A black and white photo of harvest crowd gathered around a wooden press hangs on the wall as a remembrance of the family’s vinous past. Young vigneron Simon Normand is giving me a guided tour of his brand new gravity-flow winery, telling me that that the family used to press grapes until 1913: ‘There was exactly a hundred years’ break in pressing, a period when we only sold grapes to the cooperatives and négociants of the region.’ Simon and his sister Marie started own production in 2013 and first wines were sold in 2017.
The family’s 11.5 hectares of vines in seven villages around Bar-sur-Seine in Côtes des Bar are still mainly growing grapes for the big players, but step-by-step the duo is increasing own production. ‘In 2013 we made 6.000 bottles but in 2019 already 15.000 bottles.’ It is especially the export markets that have found La Borderie Champagnes, as the lion’s share, 70%, are sold abroad.
But why call it ‘La Borderie’ atypically for champagne that mainly carries its maker’s name? ‘Well, the name Champagne Normand wouldn’t really work…’ Simon reasons, but an adopted name also gave them the chance to communicate more about their project. ‘Historically la borderie was used to refer to a small farm, and this in essence what we are, an estate that does not purchase grapes.’ The name also accurately reflects the Burgundian influences witnessed at the domaine.
The identity of each plot and their respective cuvées are carefully isolated. Only 1.5 hectares are now nurtured to grow grape’s for the domaine’s own needs. Highly sustainable and approaching organic ways, great interest is also directed in preserving both biodiversity and landscape at La Borderie.
Technically skilled and meticulous, Simon is clearly driven towards perfecting each aspect of their operation. With the different cuvées possessing only 5-15% of oak-fermented wines, the house style is squeaky-clean, beautifully precise and deliciously fruit-driven. The stainless steel fermented wines go through the malolactic fermentation whereas in barrels it is avoided. Oxidative style is not to his liking whereas tension and fruitiness very much are.
My favourite cuvée in the range is De Quoi Te Mêles-tu? NV A feisty, pure and linear pinot noir from the steep north-facing slope bearing the same funny name that translates to something like ’mind your own business’. It is apparently just what the vigneron said to his neighbours who were ridiculing his choice of planting Pinot on a north-facing clay terroir. The 2016 base (NV but 100% from 2016) has lovely cool Pinot fruitiness that has a touch of delicious tropical fruit alongside ripe pear and apple tones to it. Tight, radient and comes with beautiful tension. Truly unique and irresistibly invigorating style for a blanc de noirs.

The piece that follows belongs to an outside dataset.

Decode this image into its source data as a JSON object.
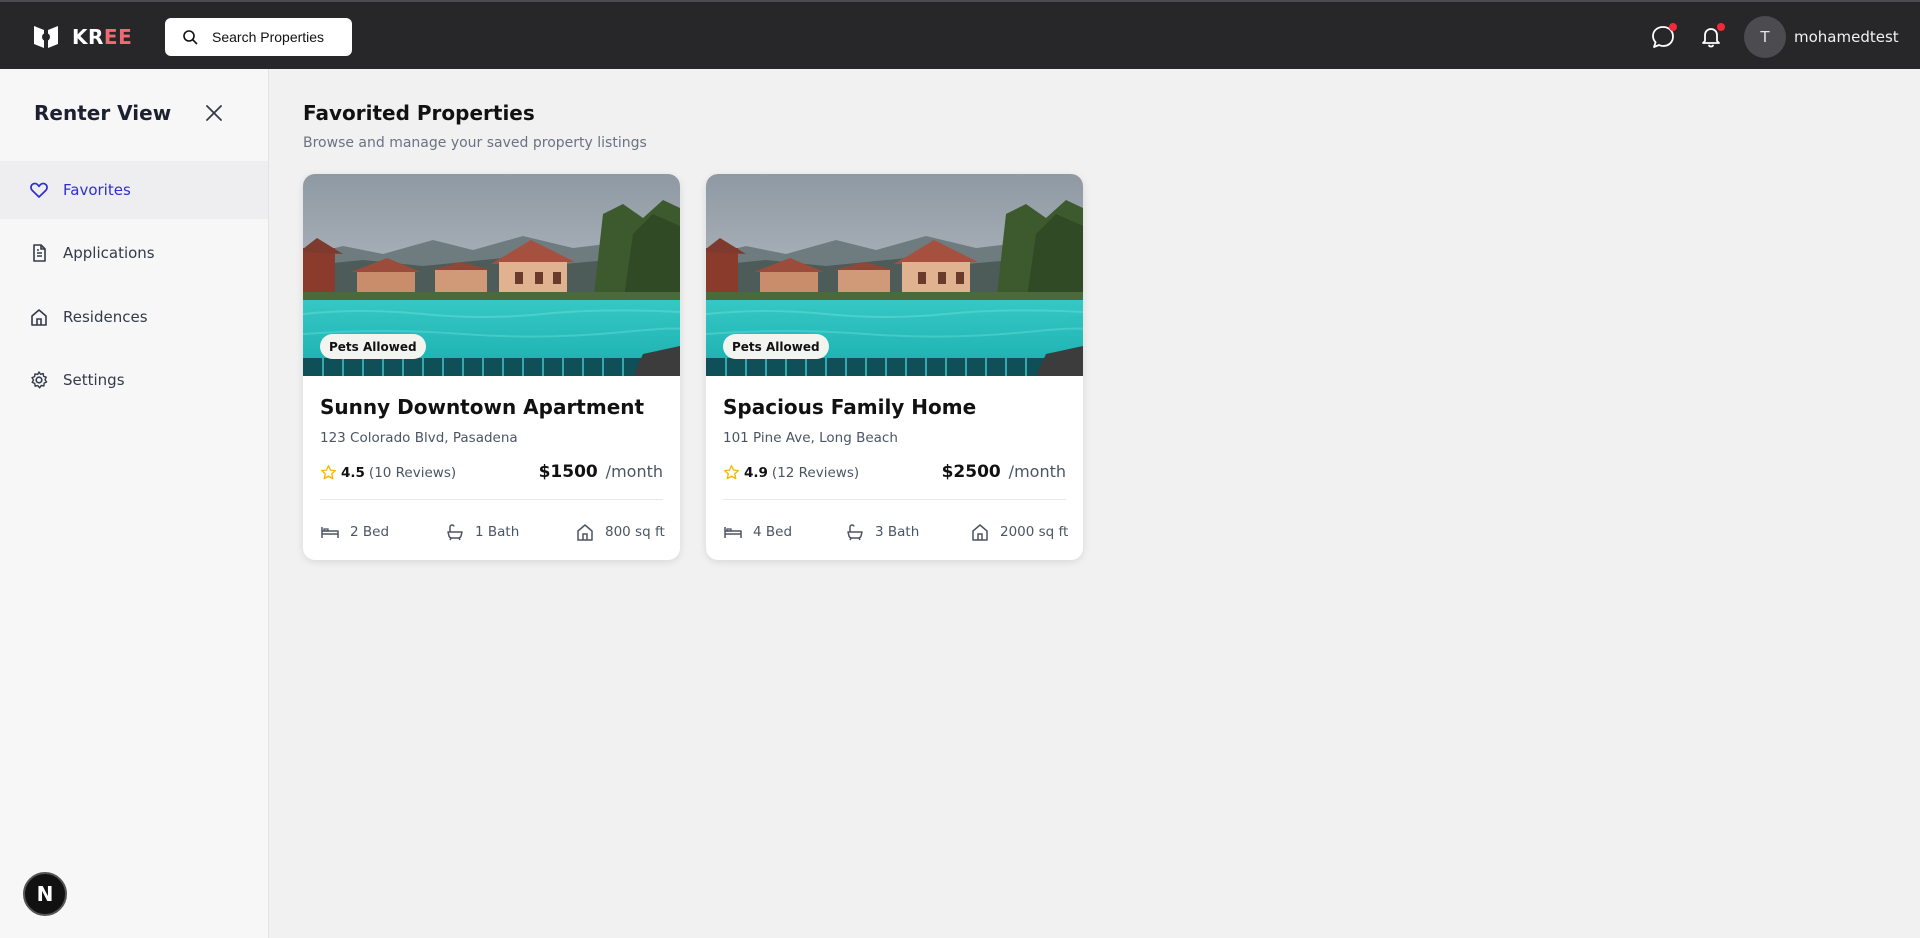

La Confluente 2014, is a blend of two vineyards, 80% Chardonnay and 20% Pinot Blanc. The Pinot Blanc component comes from La Borderie’s oldest vines dating back to 1954. For Simon, Pinot Blanc poses challenges in catching it at the optimum ripeness and he himself likes it ‘not overly ripe’. Lovely purity and deliciousness of fruit again, more on the tropical fruit and ripe apple side with a touch of hazelnut spice. Richer and softer but the brisk acidity kicks in towards the very dry finish (dosage 2g/l).
Trois Contrées NV is the house’s brut non-vintage, a melange of three varieties, three villages, three plots and three exposures. Pinot Noir dominant, it has 23% Chardonnay and 7% Pinot Blanc in the blend, which gets complemented by 15% reserve wines from La Borderie’s perpetual reserve initiated in 2013. The hue has a slight peach tinge to it. The wine is super fruity, generous and friendly. Nice, welcoming stepping stone to the range. It comes with a low 7g/l dosage.
The wild child in the range is Douce Folie Rosé NV, a maceration method single-vineyard Pinot Noir rosé that is comes with a softening 4g/l dosage. The 2014 edition (100% 2014) is deeply coloured, structured and radiant with raspberry fruit and a mild phenolic bite.
Simon also crafts fine Coteaux Champenois. The white version of Les Devoix sees 50% oak, which is spot on, and gives a nice oaky note while not dominating the fine, delicate Chardonnay fruit. It succeeds in not being too ‘base-winey’. Coteaux Champenois Les Devoix Rouge spends 10 months in casks. The 2015 has smoky-reductive notes and is beautifully silky but very light. The 2017 charms with its delicacy but it is ageing rather quickly showing already some mature aromatics. The 2018, then again, is still a youngster. Darker fruit expression and more structured. I can’t wait to see what Simon achieves with the superlative 2019 harvest!